RECORDS SUPPLIED:
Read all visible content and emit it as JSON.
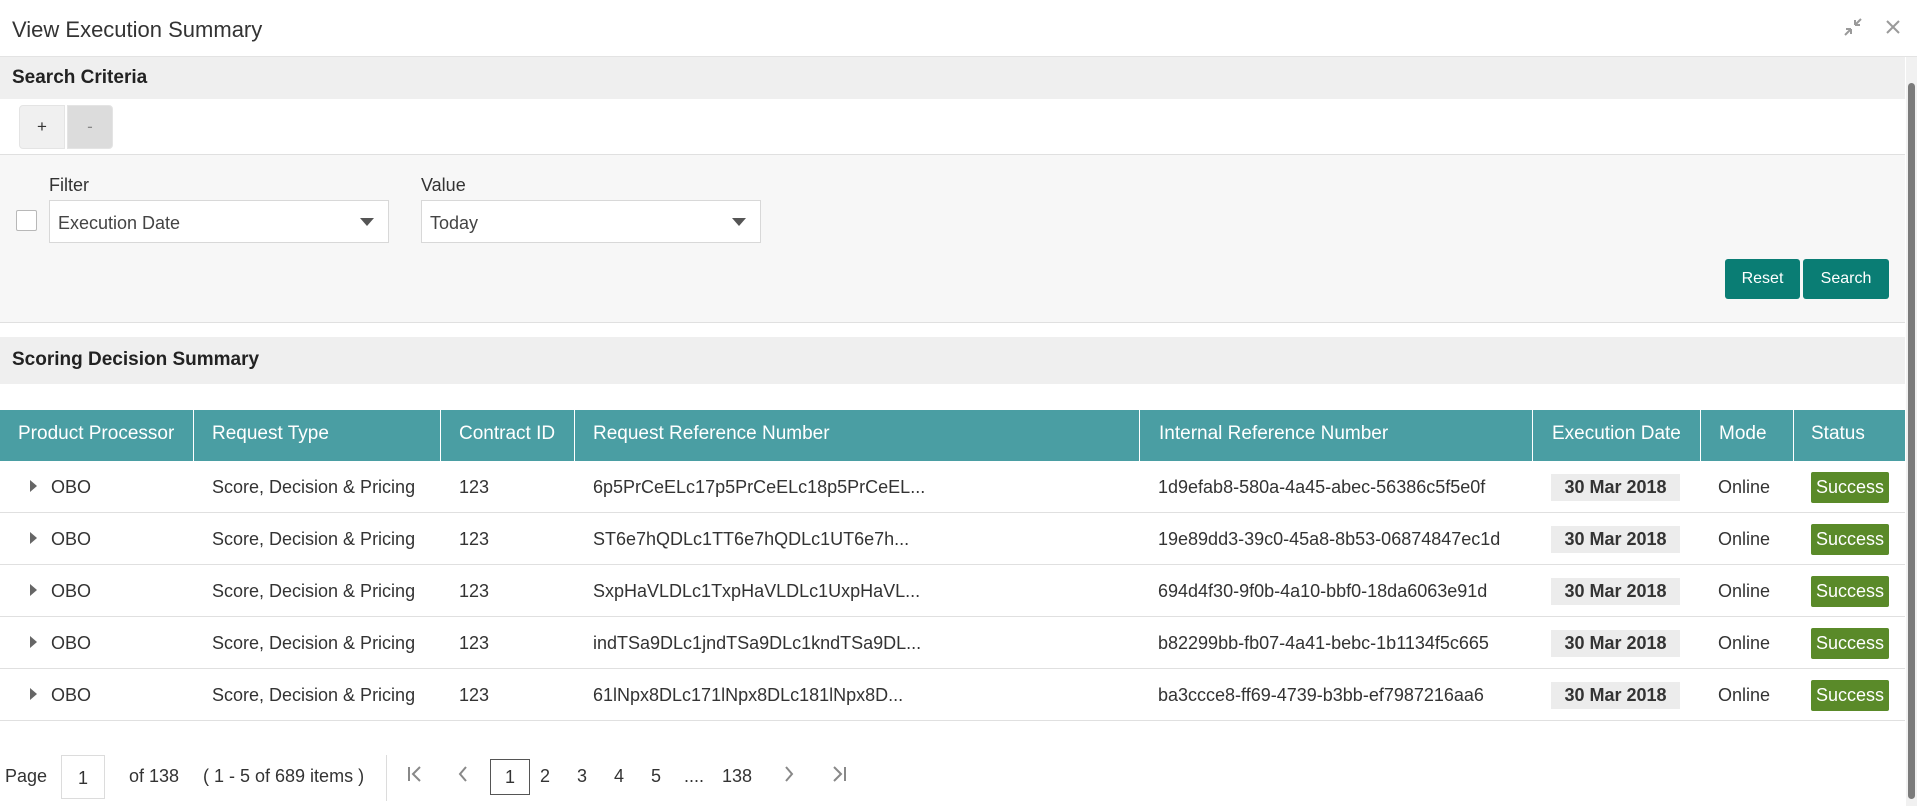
{
  "window": {
    "title": "View Execution Summary",
    "minimize_icon": "collapse-arrows-icon",
    "close_icon": "close-icon"
  },
  "search_criteria": {
    "heading": "Search Criteria",
    "add_label": "+",
    "remove_label": "-",
    "filter_label": "Filter",
    "filter_value": "Execution Date",
    "value_label": "Value",
    "value_value": "Today",
    "reset_label": "Reset",
    "search_label": "Search"
  },
  "summary": {
    "heading": "Scoring Decision Summary",
    "columns": [
      "Product Processor",
      "Request Type",
      "Contract ID",
      "Request Reference Number",
      "Internal Reference Number",
      "Execution Date",
      "Mode",
      "Status"
    ],
    "rows": [
      {
        "product_processor": "OBO",
        "request_type": "Score, Decision & Pricing",
        "contract_id": "123",
        "request_ref": "6p5PrCeELc17p5PrCeELc18p5PrCeEL...",
        "internal_ref": "1d9efab8-580a-4a45-abec-56386c5f5e0f",
        "execution_date": "30 Mar 2018",
        "mode": "Online",
        "status": "Success"
      },
      {
        "product_processor": "OBO",
        "request_type": "Score, Decision & Pricing",
        "contract_id": "123",
        "request_ref": "ST6e7hQDLc1TT6e7hQDLc1UT6e7h...",
        "internal_ref": "19e89dd3-39c0-45a8-8b53-06874847ec1d",
        "execution_date": "30 Mar 2018",
        "mode": "Online",
        "status": "Success"
      },
      {
        "product_processor": "OBO",
        "request_type": "Score, Decision & Pricing",
        "contract_id": "123",
        "request_ref": "SxpHaVLDLc1TxpHaVLDLc1UxpHaVL...",
        "internal_ref": "694d4f30-9f0b-4a10-bbf0-18da6063e91d",
        "execution_date": "30 Mar 2018",
        "mode": "Online",
        "status": "Success"
      },
      {
        "product_processor": "OBO",
        "request_type": "Score, Decision & Pricing",
        "contract_id": "123",
        "request_ref": "indTSa9DLc1jndTSa9DLc1kndTSa9DL...",
        "internal_ref": "b82299bb-fb07-4a41-bebc-1b1134f5c665",
        "execution_date": "30 Mar 2018",
        "mode": "Online",
        "status": "Success"
      },
      {
        "product_processor": "OBO",
        "request_type": "Score, Decision & Pricing",
        "contract_id": "123",
        "request_ref": "61lNpx8DLc171lNpx8DLc181lNpx8D...",
        "internal_ref": "ba3ccce8-ff69-4739-b3bb-ef7987216aa6",
        "execution_date": "30 Mar 2018",
        "mode": "Online",
        "status": "Success"
      }
    ]
  },
  "pagination": {
    "page_label": "Page",
    "current_page": "1",
    "of_total": "of 138",
    "range": "( 1 - 5 of 689 items )",
    "pages": [
      "1",
      "2",
      "3",
      "4",
      "5",
      "....",
      "138"
    ],
    "first_icon": "first-page-icon",
    "prev_icon": "prev-page-icon",
    "next_icon": "next-page-icon",
    "last_icon": "last-page-icon"
  },
  "colors": {
    "accent": "#0a7d74",
    "table_header": "#4a9ea3",
    "success": "#5a8a29"
  }
}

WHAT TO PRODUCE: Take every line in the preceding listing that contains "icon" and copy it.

TASK OUTPUT:
    "minimize_icon": "collapse-arrows-icon",
    "close_icon": "close-icon"
    "first_icon": "first-page-icon",
    "prev_icon": "prev-page-icon",
    "next_icon": "next-page-icon",
    "last_icon": "last-page-icon"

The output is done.